Work order:
Set down each entry from the block beneath, exactly as written.
BEGIN Material supplied
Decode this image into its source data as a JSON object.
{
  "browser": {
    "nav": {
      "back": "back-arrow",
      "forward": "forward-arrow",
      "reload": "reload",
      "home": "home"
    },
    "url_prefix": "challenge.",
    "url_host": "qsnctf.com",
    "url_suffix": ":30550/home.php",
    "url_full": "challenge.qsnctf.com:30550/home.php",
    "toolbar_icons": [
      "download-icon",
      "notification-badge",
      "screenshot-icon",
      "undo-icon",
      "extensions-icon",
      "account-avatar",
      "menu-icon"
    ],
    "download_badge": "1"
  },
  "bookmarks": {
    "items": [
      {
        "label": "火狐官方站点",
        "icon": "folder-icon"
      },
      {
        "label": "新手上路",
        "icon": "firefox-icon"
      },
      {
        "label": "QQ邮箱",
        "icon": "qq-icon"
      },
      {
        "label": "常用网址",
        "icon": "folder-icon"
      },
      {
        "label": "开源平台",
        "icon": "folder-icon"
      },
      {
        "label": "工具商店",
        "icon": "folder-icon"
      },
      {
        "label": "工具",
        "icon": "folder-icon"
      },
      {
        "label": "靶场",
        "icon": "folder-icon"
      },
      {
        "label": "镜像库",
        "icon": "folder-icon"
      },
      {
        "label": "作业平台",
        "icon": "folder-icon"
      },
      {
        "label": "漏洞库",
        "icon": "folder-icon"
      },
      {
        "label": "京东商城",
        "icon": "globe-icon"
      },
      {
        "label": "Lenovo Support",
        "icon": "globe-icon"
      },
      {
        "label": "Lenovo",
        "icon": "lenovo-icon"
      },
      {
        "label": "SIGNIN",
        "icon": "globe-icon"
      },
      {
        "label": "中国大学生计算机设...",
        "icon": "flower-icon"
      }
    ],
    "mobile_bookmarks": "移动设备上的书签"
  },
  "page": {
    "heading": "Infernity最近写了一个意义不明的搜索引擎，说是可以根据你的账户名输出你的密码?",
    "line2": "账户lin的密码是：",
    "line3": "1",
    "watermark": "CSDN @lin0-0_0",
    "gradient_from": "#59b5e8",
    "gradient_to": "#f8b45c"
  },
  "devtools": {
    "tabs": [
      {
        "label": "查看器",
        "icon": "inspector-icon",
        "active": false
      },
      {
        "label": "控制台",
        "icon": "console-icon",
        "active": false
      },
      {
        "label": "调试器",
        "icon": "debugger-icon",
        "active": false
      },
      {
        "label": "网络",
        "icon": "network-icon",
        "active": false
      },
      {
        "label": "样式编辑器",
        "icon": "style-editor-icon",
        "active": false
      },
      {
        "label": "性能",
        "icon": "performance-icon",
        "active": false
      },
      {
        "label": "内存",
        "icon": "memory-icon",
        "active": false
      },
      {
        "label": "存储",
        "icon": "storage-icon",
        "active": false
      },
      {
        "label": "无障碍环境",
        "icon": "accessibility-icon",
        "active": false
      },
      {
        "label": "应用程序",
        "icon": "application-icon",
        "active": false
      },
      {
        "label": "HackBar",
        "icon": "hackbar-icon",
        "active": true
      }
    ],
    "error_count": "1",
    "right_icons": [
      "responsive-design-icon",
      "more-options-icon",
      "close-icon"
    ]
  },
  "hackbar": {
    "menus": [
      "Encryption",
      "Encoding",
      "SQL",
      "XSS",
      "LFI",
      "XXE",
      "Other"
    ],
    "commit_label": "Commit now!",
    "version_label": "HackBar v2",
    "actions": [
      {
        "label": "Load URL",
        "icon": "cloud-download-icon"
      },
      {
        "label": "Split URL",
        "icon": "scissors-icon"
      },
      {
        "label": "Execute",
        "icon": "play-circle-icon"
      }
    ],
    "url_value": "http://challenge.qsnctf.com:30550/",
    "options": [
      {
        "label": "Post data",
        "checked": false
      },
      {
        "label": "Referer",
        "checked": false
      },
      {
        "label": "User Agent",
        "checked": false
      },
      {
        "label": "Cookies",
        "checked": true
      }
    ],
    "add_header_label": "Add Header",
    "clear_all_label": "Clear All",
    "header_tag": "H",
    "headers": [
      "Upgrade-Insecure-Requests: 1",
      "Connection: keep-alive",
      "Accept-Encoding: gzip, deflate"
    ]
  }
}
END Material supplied
Result of the task:
Decode this image into its source data as a JSON object.
{
  "browser": {
    "nav": {
      "back": "back-arrow",
      "forward": "forward-arrow",
      "reload": "reload",
      "home": "home"
    },
    "url_prefix": "challenge.",
    "url_host": "qsnctf.com",
    "url_suffix": ":30550/home.php",
    "url_full": "challenge.qsnctf.com:30550/home.php",
    "toolbar_icons": [
      "download-icon",
      "notification-badge",
      "screenshot-icon",
      "undo-icon",
      "extensions-icon",
      "account-avatar",
      "menu-icon"
    ],
    "download_badge": "1"
  },
  "bookmarks": {
    "items": [
      {
        "label": "火狐官方站点",
        "icon": "folder-icon"
      },
      {
        "label": "新手上路",
        "icon": "firefox-icon"
      },
      {
        "label": "QQ邮箱",
        "icon": "qq-icon"
      },
      {
        "label": "常用网址",
        "icon": "folder-icon"
      },
      {
        "label": "开源平台",
        "icon": "folder-icon"
      },
      {
        "label": "工具商店",
        "icon": "folder-icon"
      },
      {
        "label": "工具",
        "icon": "folder-icon"
      },
      {
        "label": "靶场",
        "icon": "folder-icon"
      },
      {
        "label": "镜像库",
        "icon": "folder-icon"
      },
      {
        "label": "作业平台",
        "icon": "folder-icon"
      },
      {
        "label": "漏洞库",
        "icon": "folder-icon"
      },
      {
        "label": "京东商城",
        "icon": "globe-icon"
      },
      {
        "label": "Lenovo Support",
        "icon": "globe-icon"
      },
      {
        "label": "Lenovo",
        "icon": "lenovo-icon"
      },
      {
        "label": "SIGNIN",
        "icon": "globe-icon"
      },
      {
        "label": "中国大学生计算机设...",
        "icon": "flower-icon"
      }
    ],
    "mobile_bookmarks": "移动设备上的书签"
  },
  "page": {
    "heading": "Infernity最近写了一个意义不明的搜索引擎，说是可以根据你的账户名输出你的密码?",
    "line2": "账户lin的密码是：",
    "line3": "1",
    "watermark": "CSDN @lin0-0_0",
    "gradient_from": "#59b5e8",
    "gradient_to": "#f8b45c"
  },
  "devtools": {
    "tabs": [
      {
        "label": "查看器",
        "icon": "inspector-icon",
        "active": false
      },
      {
        "label": "控制台",
        "icon": "console-icon",
        "active": false
      },
      {
        "label": "调试器",
        "icon": "debugger-icon",
        "active": false
      },
      {
        "label": "网络",
        "icon": "network-icon",
        "active": false
      },
      {
        "label": "样式编辑器",
        "icon": "style-editor-icon",
        "active": false
      },
      {
        "label": "性能",
        "icon": "performance-icon",
        "active": false
      },
      {
        "label": "内存",
        "icon": "memory-icon",
        "active": false
      },
      {
        "label": "存储",
        "icon": "storage-icon",
        "active": false
      },
      {
        "label": "无障碍环境",
        "icon": "accessibility-icon",
        "active": false
      },
      {
        "label": "应用程序",
        "icon": "application-icon",
        "active": false
      },
      {
        "label": "HackBar",
        "icon": "hackbar-icon",
        "active": true
      }
    ],
    "error_count": "1",
    "right_icons": [
      "responsive-design-icon",
      "more-options-icon",
      "close-icon"
    ]
  },
  "hackbar": {
    "menus": [
      "Encryption",
      "Encoding",
      "SQL",
      "XSS",
      "LFI",
      "XXE",
      "Other"
    ],
    "commit_label": "Commit now!",
    "version_label": "HackBar v2",
    "actions": [
      {
        "label": "Load URL",
        "icon": "cloud-download-icon"
      },
      {
        "label": "Split URL",
        "icon": "scissors-icon"
      },
      {
        "label": "Execute",
        "icon": "play-circle-icon"
      }
    ],
    "url_value": "http://challenge.qsnctf.com:30550/",
    "options": [
      {
        "label": "Post data",
        "checked": false
      },
      {
        "label": "Referer",
        "checked": false
      },
      {
        "label": "User Agent",
        "checked": false
      },
      {
        "label": "Cookies",
        "checked": true
      }
    ],
    "add_header_label": "Add Header",
    "clear_all_label": "Clear All",
    "header_tag": "H",
    "headers": [
      "Upgrade-Insecure-Requests: 1",
      "Connection: keep-alive",
      "Accept-Encoding: gzip, deflate"
    ]
  }
}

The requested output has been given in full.